The full set of entries has to be output exactly.

*** Opening Dataset extract ***

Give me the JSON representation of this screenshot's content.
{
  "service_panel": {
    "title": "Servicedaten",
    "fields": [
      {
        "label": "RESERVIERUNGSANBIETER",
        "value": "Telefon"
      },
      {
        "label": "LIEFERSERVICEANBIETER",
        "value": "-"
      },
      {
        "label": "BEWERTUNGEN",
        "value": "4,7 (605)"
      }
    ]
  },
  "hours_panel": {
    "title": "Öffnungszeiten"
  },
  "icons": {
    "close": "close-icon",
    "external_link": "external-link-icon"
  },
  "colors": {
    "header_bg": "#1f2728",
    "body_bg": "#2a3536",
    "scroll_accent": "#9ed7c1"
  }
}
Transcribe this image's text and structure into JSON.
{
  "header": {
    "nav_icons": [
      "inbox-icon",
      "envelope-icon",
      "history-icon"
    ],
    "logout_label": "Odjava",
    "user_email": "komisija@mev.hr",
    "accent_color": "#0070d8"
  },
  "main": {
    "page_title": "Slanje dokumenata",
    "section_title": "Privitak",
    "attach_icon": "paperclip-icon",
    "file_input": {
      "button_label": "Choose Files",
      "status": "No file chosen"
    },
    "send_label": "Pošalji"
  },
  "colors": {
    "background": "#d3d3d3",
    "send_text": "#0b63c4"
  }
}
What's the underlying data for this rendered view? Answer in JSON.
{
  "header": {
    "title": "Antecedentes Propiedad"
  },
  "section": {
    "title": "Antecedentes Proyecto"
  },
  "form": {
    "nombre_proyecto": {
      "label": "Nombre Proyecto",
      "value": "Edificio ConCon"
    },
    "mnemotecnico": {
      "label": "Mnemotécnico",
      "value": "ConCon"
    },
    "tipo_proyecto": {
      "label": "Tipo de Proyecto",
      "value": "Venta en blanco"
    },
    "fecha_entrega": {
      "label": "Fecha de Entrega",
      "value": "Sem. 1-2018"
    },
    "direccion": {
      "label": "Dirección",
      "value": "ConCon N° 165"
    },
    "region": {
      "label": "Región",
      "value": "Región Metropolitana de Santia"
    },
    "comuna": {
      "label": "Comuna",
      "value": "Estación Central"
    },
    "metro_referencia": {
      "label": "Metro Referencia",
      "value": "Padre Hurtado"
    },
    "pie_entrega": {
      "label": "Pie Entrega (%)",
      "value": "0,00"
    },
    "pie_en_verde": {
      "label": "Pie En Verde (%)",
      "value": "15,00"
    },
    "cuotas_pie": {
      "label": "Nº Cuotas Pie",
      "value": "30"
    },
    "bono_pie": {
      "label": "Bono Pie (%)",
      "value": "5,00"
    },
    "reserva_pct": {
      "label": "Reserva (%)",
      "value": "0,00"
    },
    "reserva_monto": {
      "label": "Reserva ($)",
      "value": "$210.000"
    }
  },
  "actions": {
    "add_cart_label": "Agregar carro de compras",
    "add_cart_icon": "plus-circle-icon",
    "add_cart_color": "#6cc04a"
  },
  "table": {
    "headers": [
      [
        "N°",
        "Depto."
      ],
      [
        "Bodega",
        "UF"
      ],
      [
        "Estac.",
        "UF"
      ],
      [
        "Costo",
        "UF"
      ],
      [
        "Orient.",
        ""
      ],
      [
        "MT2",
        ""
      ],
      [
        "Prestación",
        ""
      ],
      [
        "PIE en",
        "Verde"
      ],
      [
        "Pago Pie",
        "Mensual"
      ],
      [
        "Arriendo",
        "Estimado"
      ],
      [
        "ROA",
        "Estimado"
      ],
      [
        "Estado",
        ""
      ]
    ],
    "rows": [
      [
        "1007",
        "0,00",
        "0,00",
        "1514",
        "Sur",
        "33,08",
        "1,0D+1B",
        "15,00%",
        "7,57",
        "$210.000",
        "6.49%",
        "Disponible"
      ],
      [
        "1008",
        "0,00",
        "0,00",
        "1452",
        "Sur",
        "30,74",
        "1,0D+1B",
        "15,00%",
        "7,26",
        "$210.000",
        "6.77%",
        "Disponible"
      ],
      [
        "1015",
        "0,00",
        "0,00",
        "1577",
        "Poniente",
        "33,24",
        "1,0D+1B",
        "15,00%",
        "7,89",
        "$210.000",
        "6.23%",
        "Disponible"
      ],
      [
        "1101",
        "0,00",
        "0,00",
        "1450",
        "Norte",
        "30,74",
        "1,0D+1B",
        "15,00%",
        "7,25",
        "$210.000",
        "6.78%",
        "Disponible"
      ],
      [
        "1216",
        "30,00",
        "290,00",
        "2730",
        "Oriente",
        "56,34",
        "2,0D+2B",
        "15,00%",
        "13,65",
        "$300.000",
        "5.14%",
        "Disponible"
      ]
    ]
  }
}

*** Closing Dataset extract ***

• _Solution_:
Give me the JSON representation of this screenshot's content.
{
  "service_panel": {
    "title": "Servicedaten",
    "fields": [
      {
        "label": "RESERVIERUNGSANBIETER",
        "value": "Telefon"
      },
      {
        "label": "LIEFERSERVICEANBIETER",
        "value": "-"
      },
      {
        "label": "BEWERTUNGEN",
        "value": "4,7 (605)"
      }
    ]
  },
  "hours_panel": {
    "title": "Öffnungszeiten"
  },
  "icons": {
    "close": "close-icon",
    "external_link": "external-link-icon"
  },
  "colors": {
    "header_bg": "#1f2728",
    "body_bg": "#2a3536",
    "scroll_accent": "#9ed7c1"
  }
}
Transcribe this image's text and structure into JSON.
{
  "header": {
    "nav_icons": [
      "inbox-icon",
      "envelope-icon",
      "history-icon"
    ],
    "logout_label": "Odjava",
    "user_email": "komisija@mev.hr",
    "accent_color": "#0070d8"
  },
  "main": {
    "page_title": "Slanje dokumenata",
    "section_title": "Privitak",
    "attach_icon": "paperclip-icon",
    "file_input": {
      "button_label": "Choose Files",
      "status": "No file chosen"
    },
    "send_label": "Pošalji"
  },
  "colors": {
    "background": "#d3d3d3",
    "send_text": "#0b63c4"
  }
}
What's the underlying data for this rendered view? Answer in JSON.
{
  "header": {
    "title": "Antecedentes Propiedad"
  },
  "section": {
    "title": "Antecedentes Proyecto"
  },
  "form": {
    "nombre_proyecto": {
      "label": "Nombre Proyecto",
      "value": "Edificio ConCon"
    },
    "mnemotecnico": {
      "label": "Mnemotécnico",
      "value": "ConCon"
    },
    "tipo_proyecto": {
      "label": "Tipo de Proyecto",
      "value": "Venta en blanco"
    },
    "fecha_entrega": {
      "label": "Fecha de Entrega",
      "value": "Sem. 1-2018"
    },
    "direccion": {
      "label": "Dirección",
      "value": "ConCon N° 165"
    },
    "region": {
      "label": "Región",
      "value": "Región Metropolitana de Santia"
    },
    "comuna": {
      "label": "Comuna",
      "value": "Estación Central"
    },
    "metro_referencia": {
      "label": "Metro Referencia",
      "value": "Padre Hurtado"
    },
    "pie_entrega": {
      "label": "Pie Entrega (%)",
      "value": "0,00"
    },
    "pie_en_verde": {
      "label": "Pie En Verde (%)",
      "value": "15,00"
    },
    "cuotas_pie": {
      "label": "Nº Cuotas Pie",
      "value": "30"
    },
    "bono_pie": {
      "label": "Bono Pie (%)",
      "value": "5,00"
    },
    "reserva_pct": {
      "label": "Reserva (%)",
      "value": "0,00"
    },
    "reserva_monto": {
      "label": "Reserva ($)",
      "value": "$210.000"
    }
  },
  "actions": {
    "add_cart_label": "Agregar carro de compras",
    "add_cart_icon": "plus-circle-icon",
    "add_cart_color": "#6cc04a"
  },
  "table": {
    "headers": [
      [
        "N°",
        "Depto."
      ],
      [
        "Bodega",
        "UF"
      ],
      [
        "Estac.",
        "UF"
      ],
      [
        "Costo",
        "UF"
      ],
      [
        "Orient.",
        ""
      ],
      [
        "MT2",
        ""
      ],
      [
        "Prestación",
        ""
      ],
      [
        "PIE en",
        "Verde"
      ],
      [
        "Pago Pie",
        "Mensual"
      ],
      [
        "Arriendo",
        "Estimado"
      ],
      [
        "ROA",
        "Estimado"
      ],
      [
        "Estado",
        ""
      ]
    ],
    "rows": [
      [
        "1007",
        "0,00",
        "0,00",
        "1514",
        "Sur",
        "33,08",
        "1,0D+1B",
        "15,00%",
        "7,57",
        "$210.000",
        "6.49%",
        "Disponible"
      ],
      [
        "1008",
        "0,00",
        "0,00",
        "1452",
        "Sur",
        "30,74",
        "1,0D+1B",
        "15,00%",
        "7,26",
        "$210.000",
        "6.77%",
        "Disponible"
      ],
      [
        "1015",
        "0,00",
        "0,00",
        "1577",
        "Poniente",
        "33,24",
        "1,0D+1B",
        "15,00%",
        "7,89",
        "$210.000",
        "6.23%",
        "Disponible"
      ],
      [
        "1101",
        "0,00",
        "0,00",
        "1450",
        "Norte",
        "30,74",
        "1,0D+1B",
        "15,00%",
        "7,25",
        "$210.000",
        "6.78%",
        "Disponible"
      ],
      [
        "1216",
        "30,00",
        "290,00",
        "2730",
        "Oriente",
        "56,34",
        "2,0D+2B",
        "15,00%",
        "13,65",
        "$300.000",
        "5.14%",
        "Disponible"
      ]
    ]
  }
}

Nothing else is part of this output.